A write up from the Chief on what his officers thought of the training and the Outcomes Based approach:

“Thank you, Fred. Nice write up. Always a pleasure working with you. We really appreciate your demeanor and expertise. The officers really felt comfortable with you and even stated that they didn’t feel they would have learned as well if it was someone else with a different teaching style. Kudos to you for another excellent job…well done!”

Effective teaching incorporates as many of the following guidelines when conducting outcomes based training and education:
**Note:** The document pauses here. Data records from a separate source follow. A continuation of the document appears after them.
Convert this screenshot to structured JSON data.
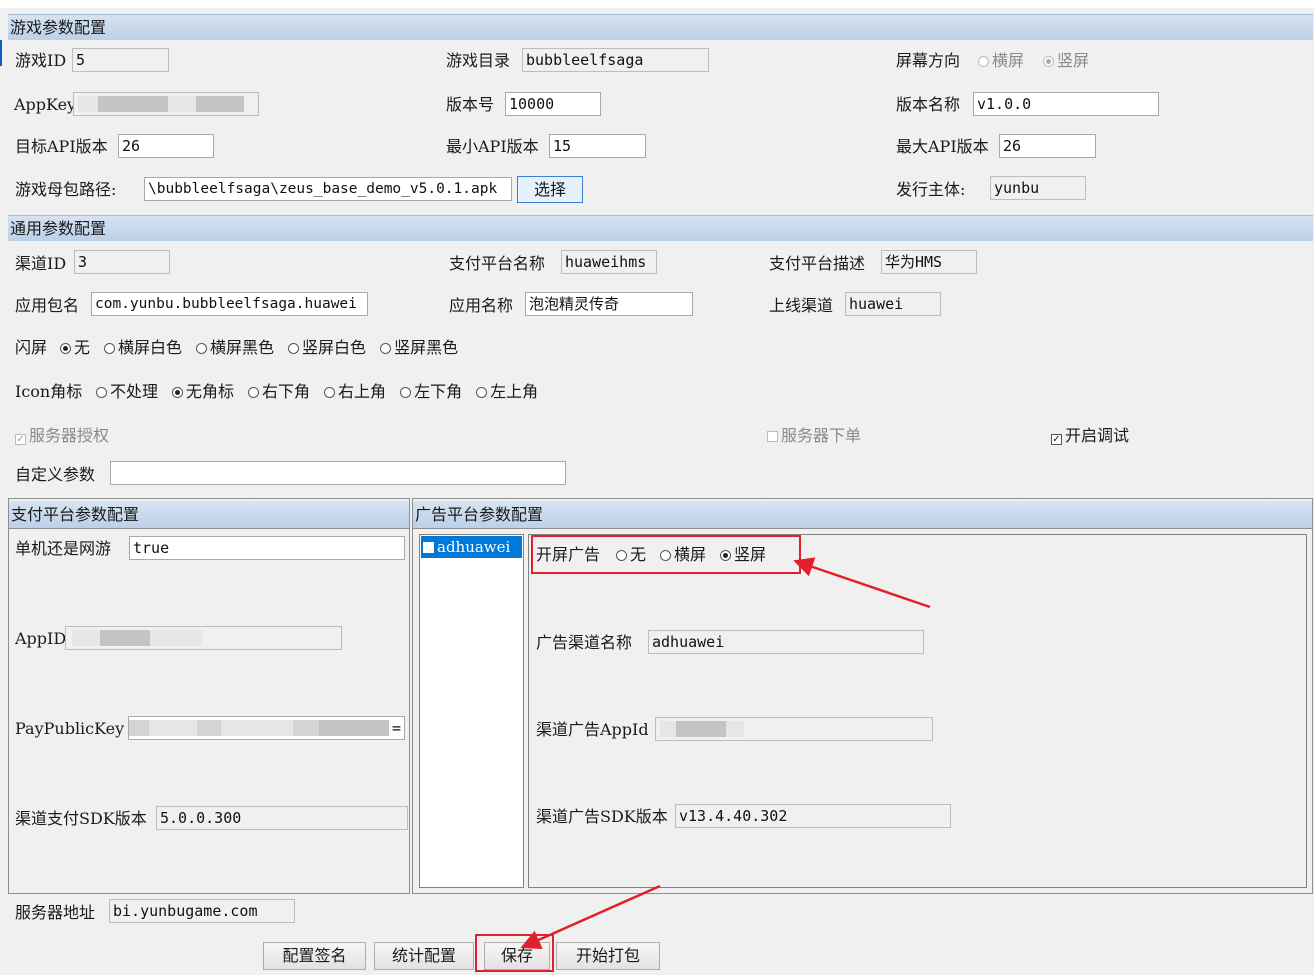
{
  "game_section": {
    "title": "游戏参数配置",
    "game_id_label": "游戏ID",
    "game_id_value": "5",
    "game_dir_label": "游戏目录",
    "game_dir_value": "bubbleelfsaga",
    "orientation_label": "屏幕方向",
    "orientation_options": [
      "横屏",
      "竖屏"
    ],
    "orientation_selected": "竖屏",
    "appkey_label": "AppKey",
    "version_code_label": "版本号",
    "version_code_value": "10000",
    "version_name_label": "版本名称",
    "version_name_value": "v1.0.0",
    "target_api_label": "目标API版本",
    "target_api_value": "26",
    "min_api_label": "最小API版本",
    "min_api_value": "15",
    "max_api_label": "最大API版本",
    "max_api_value": "26",
    "apk_path_label": "游戏母包路径:",
    "apk_path_value": "\\bubbleelfsaga\\zeus_base_demo_v5.0.1.apk",
    "choose_button": "选择",
    "publisher_label": "发行主体:",
    "publisher_value": "yunbu"
  },
  "common_section": {
    "title": "通用参数配置",
    "channel_id_label": "渠道ID",
    "channel_id_value": "3",
    "pay_name_label": "支付平台名称",
    "pay_name_value": "huaweihms",
    "pay_desc_label": "支付平台描述",
    "pay_desc_value": "华为HMS",
    "package_label": "应用包名",
    "package_value": "com.yunbu.bubbleelfsaga.huawei",
    "app_name_label": "应用名称",
    "app_name_value": "泡泡精灵传奇",
    "online_channel_label": "上线渠道",
    "online_channel_value": "huawei",
    "splash_label": "闪屏",
    "splash_options": [
      "无",
      "横屏白色",
      "横屏黑色",
      "竖屏白色",
      "竖屏黑色"
    ],
    "splash_selected": "无",
    "icon_label": "Icon角标",
    "icon_options": [
      "不处理",
      "无角标",
      "右下角",
      "右上角",
      "左下角",
      "左上角"
    ],
    "icon_selected": "无角标",
    "server_auth_label": "服务器授权",
    "server_auth_checked": true,
    "server_order_label": "服务器下单",
    "server_order_checked": false,
    "debug_label": "开启调试",
    "debug_checked": true,
    "custom_params_label": "自定义参数",
    "custom_params_value": ""
  },
  "pay_panel": {
    "title": "支付平台参数配置",
    "mode_label": "单机还是网游",
    "mode_value": "true",
    "appid_label": "AppID",
    "pubkey_label": "PayPublicKey",
    "pubkey_tail": "=",
    "sdk_version_label": "渠道支付SDK版本",
    "sdk_version_value": "5.0.0.300"
  },
  "ad_panel": {
    "title": "广告平台参数配置",
    "list_items": [
      {
        "label": "adhuawei",
        "checked": false
      }
    ],
    "splash_ad_label": "开屏广告",
    "splash_ad_options": [
      "无",
      "横屏",
      "竖屏"
    ],
    "splash_ad_selected": "竖屏",
    "ad_channel_label": "广告渠道名称",
    "ad_channel_value": "adhuawei",
    "ad_appid_label": "渠道广告AppId",
    "ad_sdk_label": "渠道广告SDK版本",
    "ad_sdk_value": "v13.4.40.302"
  },
  "footer": {
    "server_addr_label": "服务器地址",
    "server_addr_value": "bi.yunbugame.com",
    "buttons": [
      "配置签名",
      "统计配置",
      "保存",
      "开始打包"
    ]
  },
  "colors": {
    "section_header": "#c8d9ee",
    "highlight_red": "#e0202a",
    "selection_blue": "#0078d7"
  }
}
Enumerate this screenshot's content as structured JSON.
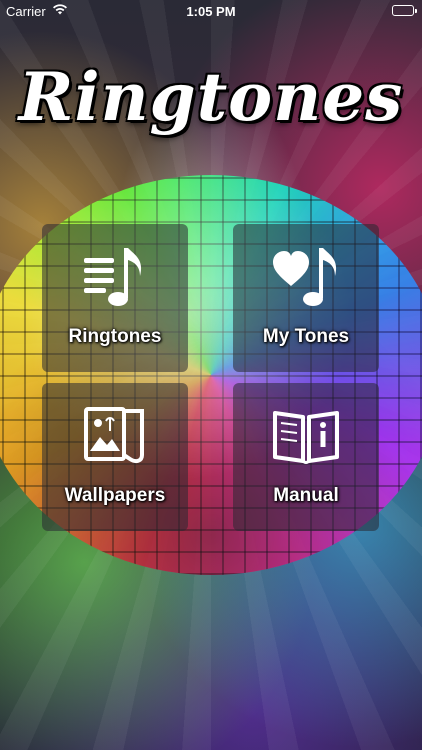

  1. Infuse enthusiasm
  2. Craft tactical proficiency and interactive perspective into the scenario or skills presented, different tools can accomplish different traits of the program of instruction.
  3. Demonstrate mental agility and adaptability
  4. Stimulate and maintain interest
  5. Integrate mentorship into the program of instruction
  6. Manage officers and scenario (Get them Involved)

Enthusiasm is the ability to realistically paint the scenario and place the participant into the play is crucial. Enthusiasm is contagious and absolutely necessary to effectively build the scenario.

Proficiency and Respect is when the instructor knows the skills and abilities of the participants, the POI through the appropriate delivering tool can be used to challenge cadets without overwhelming them. It is absolutely crucial that the instructor not to over design the POI and pick the right delivery tool beyond the scope of their capabilities. An instructor should conduct a self-analysis of their own skills and abilities, and keep the POI to where it generates positive results, not professional embarrassment.

Mental Agility and Adaptability are paramount. The instructor should demonstrate the ability to react to unanticipated solutions and responses. Incorporating critical and creative thinking requires the instructor to adapt to the response and redirect the play as required. Becoming mentally mired in as the facilitator could limit the decision-making and experiential learning potential.

Stimulate Interest starts with design and development, but finesse in execution is even more important. Do not beat concepts or observations into the ground. Keep the play and discussion rolling at a light and brisk pace. Leave room for mental maneuver (adaptability).

Ideally, the instructor will be approaching the program of instruction from the position of a mentor. Positive communication and approach increases the effectiveness of lessons learned.

I also want to thank Don Vandergriff for his encouragement and insights as I considered this outstanding approach to firearms training.

Stay Oriented!

Fred